The present cross sectional study shows that cold intake was the most common aggravating factor (28.7%) for dentin hypersensitivity which is similar to many studies done previously [11,12]. The studies conducted by Chabanski et al. [7], Rees et al. [10], Rees et al. [8] also found that cold drink was the most common aggravating factor. This may be due to the higher consumption of cold carbonated drinks which are acidic and lead to erosion of enamel; thereby causing dentinal hypersensitivity.

In the present study dentin hypersensitivity was more prevalent inage group of 35-45 years. This is similar to the study conducted by Hegde, et al. [5] in South Canara population during the year 2014 which reported that the 20–40 years age group had the highest prevalence of dentinal hypersensitivity. This particular age group may be most commonly affected because the reparative and regenerative capacity of dental tissues starts to regress. As aging occurs dentine becomes more sclerotic and impermeable and this could be attributed to the reduced hypersensitivity in elderly patients.

Many of the studies have shown that females are mainly affected by dentinal hypersensitivity [4,13]. This may be because dentinal hypersensitivity is more common in individuals who have a meticulous and good oral hygiene. Women are more concerned and overzealous to basic oral hygiene than an age – matched group of males. However, in the present study males showed statistically significant difference in dentinal hypersensitivity compare to females; which can be attributed to similar overzealous oral hygiene measures by both the groups.

Dentine is normally covered by enamel in the crown region and by the periodontal tissues in the root area. Under these circumstances, dentine is protected from wear. However dentine may be exposed because of the loss of enamel and periodontal tissues [14]. In the present study most common cause of dentin hypersensitivity was because of faulty tooth brushing that leads to abrasion. This is similar to the studies done by Hsin–Cheng et al. [6], who reported that tooth brushing was the main cause of dentinal hypersensitivity. According to Jepson [15] vigorous horizontal brushing and use of extremely abrasive dentrifices may lead to cervical abrasion of teeth and recession et al. Bhalla et al. [16] in Southern India, it was reported that gingival recession was the main cause for dentinal hypersensitivity.

In contrast to the study conducted by Clement Azodo and Amayo in Nigeria [3]; were it was found that the left quadrant was more frequently affected; The present study inferred that the right quadrant was more commonly involve while majority of population in both the studies were right handed (Figure 3).

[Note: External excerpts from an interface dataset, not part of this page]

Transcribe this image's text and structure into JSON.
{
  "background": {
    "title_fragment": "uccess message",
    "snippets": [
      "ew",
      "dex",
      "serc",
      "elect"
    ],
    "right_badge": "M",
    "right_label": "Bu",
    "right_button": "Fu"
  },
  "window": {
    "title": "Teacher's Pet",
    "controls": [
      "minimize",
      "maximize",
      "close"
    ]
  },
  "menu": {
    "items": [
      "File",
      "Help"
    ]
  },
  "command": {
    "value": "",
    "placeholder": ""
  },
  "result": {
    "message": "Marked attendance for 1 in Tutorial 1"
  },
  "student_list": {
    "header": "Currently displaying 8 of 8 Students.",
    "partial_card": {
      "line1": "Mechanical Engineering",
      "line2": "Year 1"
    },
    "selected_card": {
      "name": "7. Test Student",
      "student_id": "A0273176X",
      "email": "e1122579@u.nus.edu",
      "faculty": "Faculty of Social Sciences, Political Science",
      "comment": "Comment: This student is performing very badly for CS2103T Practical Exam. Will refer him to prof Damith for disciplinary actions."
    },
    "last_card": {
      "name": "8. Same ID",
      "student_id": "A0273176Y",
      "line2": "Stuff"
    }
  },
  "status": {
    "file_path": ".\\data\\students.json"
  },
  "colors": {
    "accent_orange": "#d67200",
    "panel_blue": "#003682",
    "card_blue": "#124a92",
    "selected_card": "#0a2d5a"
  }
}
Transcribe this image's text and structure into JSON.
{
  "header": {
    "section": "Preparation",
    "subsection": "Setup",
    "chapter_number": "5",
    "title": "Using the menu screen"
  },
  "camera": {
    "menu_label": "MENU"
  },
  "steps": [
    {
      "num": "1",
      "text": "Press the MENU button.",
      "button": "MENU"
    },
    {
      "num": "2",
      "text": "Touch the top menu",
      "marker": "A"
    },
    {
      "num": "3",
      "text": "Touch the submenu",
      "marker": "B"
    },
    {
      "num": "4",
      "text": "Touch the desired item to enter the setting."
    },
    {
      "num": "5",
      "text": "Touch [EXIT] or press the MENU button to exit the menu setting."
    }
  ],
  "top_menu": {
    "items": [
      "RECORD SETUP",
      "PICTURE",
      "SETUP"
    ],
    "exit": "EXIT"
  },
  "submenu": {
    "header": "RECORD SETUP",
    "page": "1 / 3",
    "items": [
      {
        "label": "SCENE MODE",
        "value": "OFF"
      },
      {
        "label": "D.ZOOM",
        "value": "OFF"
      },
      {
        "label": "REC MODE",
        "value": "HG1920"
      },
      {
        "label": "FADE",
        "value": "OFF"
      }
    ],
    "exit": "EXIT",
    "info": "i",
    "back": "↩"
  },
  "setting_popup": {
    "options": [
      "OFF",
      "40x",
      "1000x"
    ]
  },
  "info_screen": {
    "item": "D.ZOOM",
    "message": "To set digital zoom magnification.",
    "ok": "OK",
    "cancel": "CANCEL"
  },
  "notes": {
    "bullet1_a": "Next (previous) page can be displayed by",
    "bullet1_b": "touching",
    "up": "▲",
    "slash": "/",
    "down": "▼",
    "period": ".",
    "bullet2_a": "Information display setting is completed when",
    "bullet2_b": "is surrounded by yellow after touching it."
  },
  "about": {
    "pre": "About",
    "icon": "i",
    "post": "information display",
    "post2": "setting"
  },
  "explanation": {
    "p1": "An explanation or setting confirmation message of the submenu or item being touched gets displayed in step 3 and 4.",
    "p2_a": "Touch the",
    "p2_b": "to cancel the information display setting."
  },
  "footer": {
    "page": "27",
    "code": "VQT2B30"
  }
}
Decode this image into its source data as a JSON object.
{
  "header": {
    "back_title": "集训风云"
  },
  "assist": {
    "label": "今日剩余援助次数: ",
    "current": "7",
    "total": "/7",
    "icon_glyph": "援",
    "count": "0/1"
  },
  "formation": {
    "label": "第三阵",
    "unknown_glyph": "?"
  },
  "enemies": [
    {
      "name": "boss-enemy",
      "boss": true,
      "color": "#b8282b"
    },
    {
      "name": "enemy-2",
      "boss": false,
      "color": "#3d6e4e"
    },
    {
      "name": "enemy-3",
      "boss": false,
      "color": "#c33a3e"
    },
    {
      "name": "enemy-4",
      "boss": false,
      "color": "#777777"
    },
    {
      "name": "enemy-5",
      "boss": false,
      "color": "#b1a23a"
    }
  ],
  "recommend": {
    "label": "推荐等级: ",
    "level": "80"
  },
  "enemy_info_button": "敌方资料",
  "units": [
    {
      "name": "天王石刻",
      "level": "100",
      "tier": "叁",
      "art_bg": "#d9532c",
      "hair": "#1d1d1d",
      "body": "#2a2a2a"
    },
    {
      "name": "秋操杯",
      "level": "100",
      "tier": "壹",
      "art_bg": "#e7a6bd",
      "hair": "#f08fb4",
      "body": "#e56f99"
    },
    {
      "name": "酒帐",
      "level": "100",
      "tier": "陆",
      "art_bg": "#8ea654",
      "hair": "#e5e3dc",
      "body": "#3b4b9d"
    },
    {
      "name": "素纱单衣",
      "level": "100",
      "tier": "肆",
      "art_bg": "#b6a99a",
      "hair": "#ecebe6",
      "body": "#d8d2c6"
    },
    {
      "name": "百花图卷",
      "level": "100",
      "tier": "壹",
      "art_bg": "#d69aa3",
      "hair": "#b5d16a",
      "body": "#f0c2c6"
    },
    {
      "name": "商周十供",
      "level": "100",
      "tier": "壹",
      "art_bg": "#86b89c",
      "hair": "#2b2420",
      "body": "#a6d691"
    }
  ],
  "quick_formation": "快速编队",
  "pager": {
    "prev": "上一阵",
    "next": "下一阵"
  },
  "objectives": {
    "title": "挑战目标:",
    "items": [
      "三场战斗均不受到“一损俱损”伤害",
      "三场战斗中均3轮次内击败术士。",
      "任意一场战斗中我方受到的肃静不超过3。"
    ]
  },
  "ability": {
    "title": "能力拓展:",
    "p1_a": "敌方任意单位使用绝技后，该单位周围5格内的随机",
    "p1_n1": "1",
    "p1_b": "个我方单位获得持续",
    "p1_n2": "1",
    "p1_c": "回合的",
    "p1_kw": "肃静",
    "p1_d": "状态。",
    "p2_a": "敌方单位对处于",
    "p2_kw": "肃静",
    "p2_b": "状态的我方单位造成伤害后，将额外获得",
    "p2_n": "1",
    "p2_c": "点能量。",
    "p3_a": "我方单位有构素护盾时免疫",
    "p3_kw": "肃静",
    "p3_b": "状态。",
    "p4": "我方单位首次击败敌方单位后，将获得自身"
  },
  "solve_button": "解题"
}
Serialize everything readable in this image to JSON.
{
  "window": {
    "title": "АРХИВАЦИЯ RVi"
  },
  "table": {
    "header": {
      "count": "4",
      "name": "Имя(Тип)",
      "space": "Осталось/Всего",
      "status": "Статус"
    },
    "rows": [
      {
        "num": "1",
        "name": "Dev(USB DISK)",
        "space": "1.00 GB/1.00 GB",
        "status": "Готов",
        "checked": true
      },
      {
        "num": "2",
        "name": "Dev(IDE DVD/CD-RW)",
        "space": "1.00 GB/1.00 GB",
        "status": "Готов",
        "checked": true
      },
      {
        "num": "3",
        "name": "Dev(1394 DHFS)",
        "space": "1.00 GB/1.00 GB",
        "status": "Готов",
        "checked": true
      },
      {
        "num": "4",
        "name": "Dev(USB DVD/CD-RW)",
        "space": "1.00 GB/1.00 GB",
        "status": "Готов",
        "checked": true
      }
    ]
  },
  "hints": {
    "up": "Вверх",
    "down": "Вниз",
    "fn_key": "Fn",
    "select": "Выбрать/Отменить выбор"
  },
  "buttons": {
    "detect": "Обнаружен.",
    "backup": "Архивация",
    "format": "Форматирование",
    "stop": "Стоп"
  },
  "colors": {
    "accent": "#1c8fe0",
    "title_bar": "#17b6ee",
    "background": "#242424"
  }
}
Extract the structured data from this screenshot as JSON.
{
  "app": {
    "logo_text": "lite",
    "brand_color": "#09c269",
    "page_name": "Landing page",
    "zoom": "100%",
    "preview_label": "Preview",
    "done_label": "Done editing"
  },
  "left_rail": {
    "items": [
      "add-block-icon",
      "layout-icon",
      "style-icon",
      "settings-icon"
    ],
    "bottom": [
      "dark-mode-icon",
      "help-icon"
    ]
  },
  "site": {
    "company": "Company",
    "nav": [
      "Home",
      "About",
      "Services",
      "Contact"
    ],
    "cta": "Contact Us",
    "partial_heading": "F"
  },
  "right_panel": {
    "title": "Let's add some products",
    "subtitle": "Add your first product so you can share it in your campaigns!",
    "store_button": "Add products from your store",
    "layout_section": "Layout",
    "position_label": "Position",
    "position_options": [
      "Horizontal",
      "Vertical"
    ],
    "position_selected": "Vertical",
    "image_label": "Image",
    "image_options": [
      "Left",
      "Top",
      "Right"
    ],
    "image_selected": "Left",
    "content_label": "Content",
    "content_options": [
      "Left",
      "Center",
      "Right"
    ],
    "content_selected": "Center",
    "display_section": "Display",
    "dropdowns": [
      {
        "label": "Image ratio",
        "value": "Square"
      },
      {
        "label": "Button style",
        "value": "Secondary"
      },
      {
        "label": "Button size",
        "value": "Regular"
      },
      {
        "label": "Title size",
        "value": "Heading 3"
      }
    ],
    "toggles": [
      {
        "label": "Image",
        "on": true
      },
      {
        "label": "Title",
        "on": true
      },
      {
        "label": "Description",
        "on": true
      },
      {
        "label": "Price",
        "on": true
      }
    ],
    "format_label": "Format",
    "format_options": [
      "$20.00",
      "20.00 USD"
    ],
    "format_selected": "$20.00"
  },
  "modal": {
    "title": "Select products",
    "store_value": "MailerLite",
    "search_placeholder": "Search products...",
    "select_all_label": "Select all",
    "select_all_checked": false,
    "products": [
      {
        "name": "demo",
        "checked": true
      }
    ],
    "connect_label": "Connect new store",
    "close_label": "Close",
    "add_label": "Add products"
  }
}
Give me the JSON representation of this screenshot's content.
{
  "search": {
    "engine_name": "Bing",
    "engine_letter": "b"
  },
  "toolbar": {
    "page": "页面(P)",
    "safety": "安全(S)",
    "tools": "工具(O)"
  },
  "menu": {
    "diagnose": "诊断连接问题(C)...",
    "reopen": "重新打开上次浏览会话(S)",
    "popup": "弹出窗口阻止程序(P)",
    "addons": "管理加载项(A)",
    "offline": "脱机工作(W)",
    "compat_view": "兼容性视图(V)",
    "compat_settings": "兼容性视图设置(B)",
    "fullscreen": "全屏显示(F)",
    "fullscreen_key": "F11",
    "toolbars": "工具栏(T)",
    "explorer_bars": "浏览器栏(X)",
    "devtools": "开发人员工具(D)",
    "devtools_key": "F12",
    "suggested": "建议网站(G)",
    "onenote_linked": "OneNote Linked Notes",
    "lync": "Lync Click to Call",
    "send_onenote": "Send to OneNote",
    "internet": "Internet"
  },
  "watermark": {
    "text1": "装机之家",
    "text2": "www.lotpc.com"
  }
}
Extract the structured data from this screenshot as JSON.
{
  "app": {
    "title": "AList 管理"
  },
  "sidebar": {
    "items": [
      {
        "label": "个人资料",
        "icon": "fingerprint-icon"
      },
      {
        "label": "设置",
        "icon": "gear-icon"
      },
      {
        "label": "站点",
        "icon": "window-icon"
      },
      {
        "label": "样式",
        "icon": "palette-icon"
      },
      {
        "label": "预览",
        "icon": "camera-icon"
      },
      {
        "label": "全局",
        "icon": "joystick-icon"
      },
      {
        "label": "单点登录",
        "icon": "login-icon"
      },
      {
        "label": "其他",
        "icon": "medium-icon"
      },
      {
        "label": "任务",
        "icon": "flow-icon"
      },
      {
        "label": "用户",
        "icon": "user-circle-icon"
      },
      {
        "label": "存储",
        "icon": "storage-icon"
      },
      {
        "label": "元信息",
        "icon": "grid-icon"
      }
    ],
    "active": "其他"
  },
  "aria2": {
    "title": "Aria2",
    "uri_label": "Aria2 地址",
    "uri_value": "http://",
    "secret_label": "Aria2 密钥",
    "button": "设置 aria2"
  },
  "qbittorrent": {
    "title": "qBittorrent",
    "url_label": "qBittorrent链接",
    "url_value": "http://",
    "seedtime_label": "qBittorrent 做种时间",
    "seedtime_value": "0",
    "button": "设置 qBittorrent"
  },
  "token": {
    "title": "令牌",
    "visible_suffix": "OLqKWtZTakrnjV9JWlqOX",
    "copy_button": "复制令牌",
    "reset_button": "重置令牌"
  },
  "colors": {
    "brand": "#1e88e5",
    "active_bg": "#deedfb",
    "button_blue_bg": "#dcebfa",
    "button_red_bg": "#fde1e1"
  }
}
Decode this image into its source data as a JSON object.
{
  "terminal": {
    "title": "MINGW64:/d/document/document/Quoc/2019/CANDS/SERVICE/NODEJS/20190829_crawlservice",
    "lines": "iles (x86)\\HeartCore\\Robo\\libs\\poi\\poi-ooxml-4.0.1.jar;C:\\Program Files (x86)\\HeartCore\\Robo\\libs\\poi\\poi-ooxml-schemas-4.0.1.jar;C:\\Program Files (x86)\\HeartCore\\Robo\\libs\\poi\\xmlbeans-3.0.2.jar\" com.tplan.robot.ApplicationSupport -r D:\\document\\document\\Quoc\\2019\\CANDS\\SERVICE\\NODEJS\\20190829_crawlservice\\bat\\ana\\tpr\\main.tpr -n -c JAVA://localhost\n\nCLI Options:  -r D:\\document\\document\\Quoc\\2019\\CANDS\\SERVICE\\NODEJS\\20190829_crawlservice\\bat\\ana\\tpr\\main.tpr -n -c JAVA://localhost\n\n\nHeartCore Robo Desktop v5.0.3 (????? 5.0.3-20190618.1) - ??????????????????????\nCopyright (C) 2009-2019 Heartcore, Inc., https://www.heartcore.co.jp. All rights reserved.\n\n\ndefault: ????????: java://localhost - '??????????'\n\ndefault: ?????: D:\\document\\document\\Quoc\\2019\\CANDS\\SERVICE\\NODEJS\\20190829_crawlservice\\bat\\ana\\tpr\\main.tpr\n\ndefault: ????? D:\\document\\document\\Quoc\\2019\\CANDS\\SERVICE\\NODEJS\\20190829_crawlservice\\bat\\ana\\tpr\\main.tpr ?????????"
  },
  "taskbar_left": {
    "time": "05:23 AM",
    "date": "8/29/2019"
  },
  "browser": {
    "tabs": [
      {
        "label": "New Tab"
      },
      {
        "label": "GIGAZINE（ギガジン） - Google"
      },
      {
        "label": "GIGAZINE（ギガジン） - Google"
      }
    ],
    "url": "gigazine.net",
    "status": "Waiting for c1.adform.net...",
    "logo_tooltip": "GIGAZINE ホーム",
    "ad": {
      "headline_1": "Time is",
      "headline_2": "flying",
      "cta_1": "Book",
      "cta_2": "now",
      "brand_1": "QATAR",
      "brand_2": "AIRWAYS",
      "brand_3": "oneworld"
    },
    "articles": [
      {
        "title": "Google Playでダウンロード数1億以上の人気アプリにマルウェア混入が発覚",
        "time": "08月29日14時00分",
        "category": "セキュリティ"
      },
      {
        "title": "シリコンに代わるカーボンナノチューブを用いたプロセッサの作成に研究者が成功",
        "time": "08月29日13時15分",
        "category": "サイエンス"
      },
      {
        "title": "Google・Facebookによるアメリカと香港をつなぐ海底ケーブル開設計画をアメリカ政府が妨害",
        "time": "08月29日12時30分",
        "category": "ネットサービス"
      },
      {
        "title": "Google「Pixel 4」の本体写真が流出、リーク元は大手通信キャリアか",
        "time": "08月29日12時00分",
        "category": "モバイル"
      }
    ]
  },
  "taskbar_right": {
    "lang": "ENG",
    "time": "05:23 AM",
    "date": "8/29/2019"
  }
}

Figure 3. Dentinal Hypersensitivity related to different quadrant affected.


The prevalence of dentin hypersensitivity in southwest coastal population is (33.3%). Males showed slightly greater prevalence than females. The individuals of 35-45 age groups being the commonly affected group, cold being the most common aggravating factor and the most common cause seen was tooth brush abrasion followed by gingival recession. Awareness programmes regarding correct tooth brushing methods, devices and diet counseling should be explained using hand-outs, audio visuals, and live demonstration so as to prevent dentinal hypersensitivity.

Authors Contribution

‘Bessy Babu’ conducted the study. ‘Mithra N. Hegde’ gave ideas and did the final evaluation of the study. ‘Aditya Shetty’ designed the study and ‘Mahalaxmi’ did the final draft and analysis. All authors read and approved the final manual script.